Step 3 – Stay hydrated
Drink plenty of cool liquids, especially water, before you feel thirsty to decrease your risk of dehydration. Thirst is not a good indicator of dehydration.
- Remind yourself to drink water by leaving a glass by the sink
- Flavouring water with natural fruit juice may make it more appealing
- Eat more fruits and vegetables as they have a high water content
- If you eat less, you may need to drink more water
Step 4 – Stay cool
Dress for the weather – Wear loose-fitting, light-coloured clothing made from breathable fabric.
Keep your home cool
- If you have an air conditioner with a thermostat, keep it set to the highest setting that is comfortable (somewhere between 22°C/72°F and 26°C/79°F), which will reduce your energy costs and provide you with needed relief.
- If you are using a window air conditioner, cool only one room where you can go for heat relief.
- Prepare meals that don’t need to be cooked in your oven.
- Block the sun by closing awnings, curtains or blinds during the day.

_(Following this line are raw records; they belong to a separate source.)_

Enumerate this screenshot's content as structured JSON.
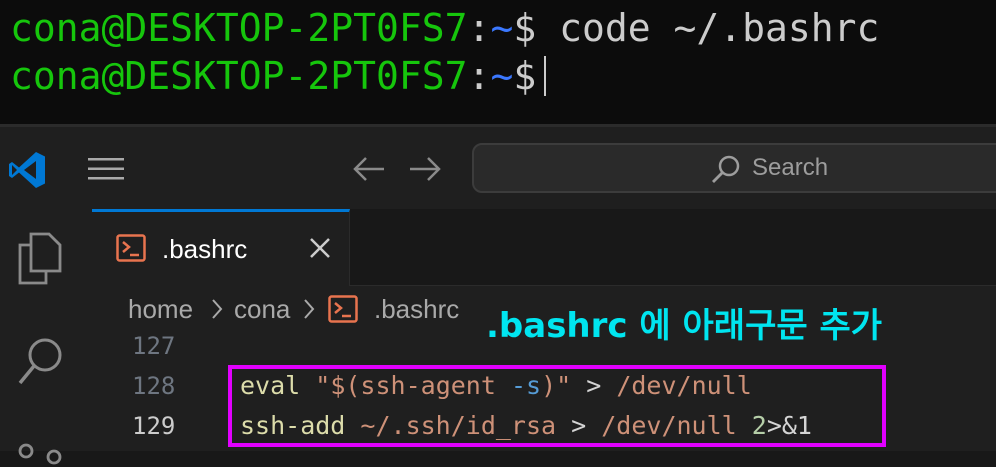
{
  "terminal": {
    "lines": [
      {
        "user": "cona@DESKTOP-2PT0FS7",
        "colon": ":",
        "path": "~",
        "dollar": "$",
        "command": " code ~/.bashrc"
      },
      {
        "user": "cona@DESKTOP-2PT0FS7",
        "colon": ":",
        "path": "~",
        "dollar": "$",
        "command": ""
      }
    ]
  },
  "titlebar": {
    "search_placeholder": "Search"
  },
  "tab": {
    "label": ".bashrc"
  },
  "breadcrumb": {
    "home": "home",
    "cona": "cona",
    "file": ".bashrc"
  },
  "editor": {
    "line_numbers": [
      "127",
      "128",
      "129"
    ],
    "line128": {
      "fn": "eval",
      "str_open": "\"$(ssh-agent ",
      "flag": "-s",
      "str_close": ")\"",
      "redirect": " > ",
      "target": "/dev/null"
    },
    "line129": {
      "fn": "ssh-add",
      "args": " ~/.ssh/id_rsa",
      "redirect": " > ",
      "target": "/dev/null",
      "num": " 2",
      "tail": ">&1"
    }
  },
  "annotation": {
    "text": ".bashrc 에 아래구문 추가"
  },
  "colors": {
    "terminal_user": "#16c60c",
    "terminal_path": "#3b78ff",
    "highlight_border": "#e100ff",
    "annotation": "#00e5f0",
    "file_icon": "#e8744f",
    "accent": "#0078d4"
  },
  "icons": {
    "app": "vscode-logo",
    "menu": "hamburger-menu-icon",
    "back": "arrow-left-icon",
    "forward": "arrow-right-icon",
    "search": "search-icon",
    "explorer": "files-icon",
    "search_view": "magnifier-icon",
    "source_control": "source-control-icon",
    "close": "close-icon",
    "file": "terminal-file-icon"
  }
}
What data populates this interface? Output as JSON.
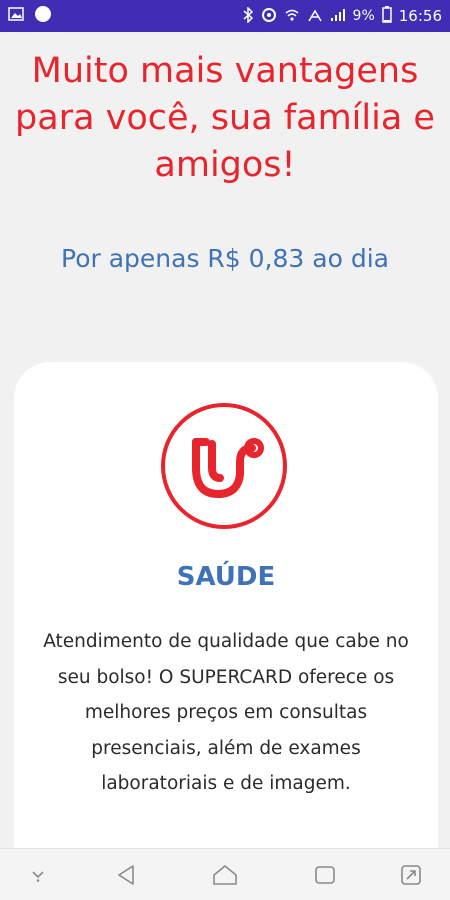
{
  "status_bar": {
    "time": "16:56",
    "battery": "9%",
    "left_icons": [
      "image-icon",
      "circle-notification-icon"
    ],
    "right_icons": [
      "bluetooth-icon",
      "vpn-icon",
      "wifi-icon",
      "signal-icon",
      "battery-icon"
    ]
  },
  "header": {
    "headline": "Muito mais vantagens para você, sua família e amigos!",
    "price_line": "Por apenas R$ 0,83 ao dia"
  },
  "card": {
    "icon": "stethoscope-icon",
    "title": "SAÚDE",
    "description": "Atendimento de qualidade que cabe no seu bolso! O SUPERCARD oferece os melhores preços em consultas presenciais, além de exames laboratoriais e de imagem."
  },
  "nav_bar": {
    "buttons": [
      "hide-nav-icon",
      "back-icon",
      "home-icon",
      "recents-icon",
      "screen-toggle-icon"
    ]
  },
  "colors": {
    "accent_red": "#e8252d",
    "accent_blue": "#3f72b6",
    "status_bar": "#3f2db4",
    "background": "#f1f1f1"
  }
}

- If safe, open your windows at night to let cooler air into your home.
If your home is extremely hot
- Take a break from the heat by spending a few hours in a cool place. It could be a tree-shaded area, swimming facility or an air-conditioned spot such as a shopping mall, grocery store, or public library.
- Take cool showers or baths until you feel refreshed. Make sure to use non-slip surfaces in the tub and shower, and wipe up moisture immediately to avoid slipping and falling.
- Use a fan to help you stay cool and aim the air flow in your direction.
Step 5 – Avoid exposure to very hot temperatures when outdoors
Never leave people or pets in your care inside a parked vehicle or in direct sunlight.
- When outside air temperature is 23°C/73°F, the temperature inside a vehicle can be extremely dangerous – more than 50°C/122°F.
Reschedule or plan outdoor activities during cooler parts of the day.
- Before heading out, check the Air Quality Health Index (AQHI) in your area, if available – air pollution tends to be at higher levels during very hot days.
- If you are in an area where mosquitoes are active, protect yourself with insect repellent and follow the manufacturer’s directions.
Avoid sun exposure. Shade yourself by wearing a wide-brimmed, breathable hat or using an umbrella.
- Tree-shaded areas could be as much as 5ºC/9ºF cooler than the surrounding area.
- Use a sunscreen that is SPF 15 or higher and follow the manufacturer’s directions. Remember, sunscreen will protect against the sun’s ultraviolet (UV) rays but not from the heat.
- Sunscreen and insect repellents can be safely used together, apply the sunscreen first, then the insect repellent. Sunscreens and insect repellents work for different lengths of time so follow the instructions on the label.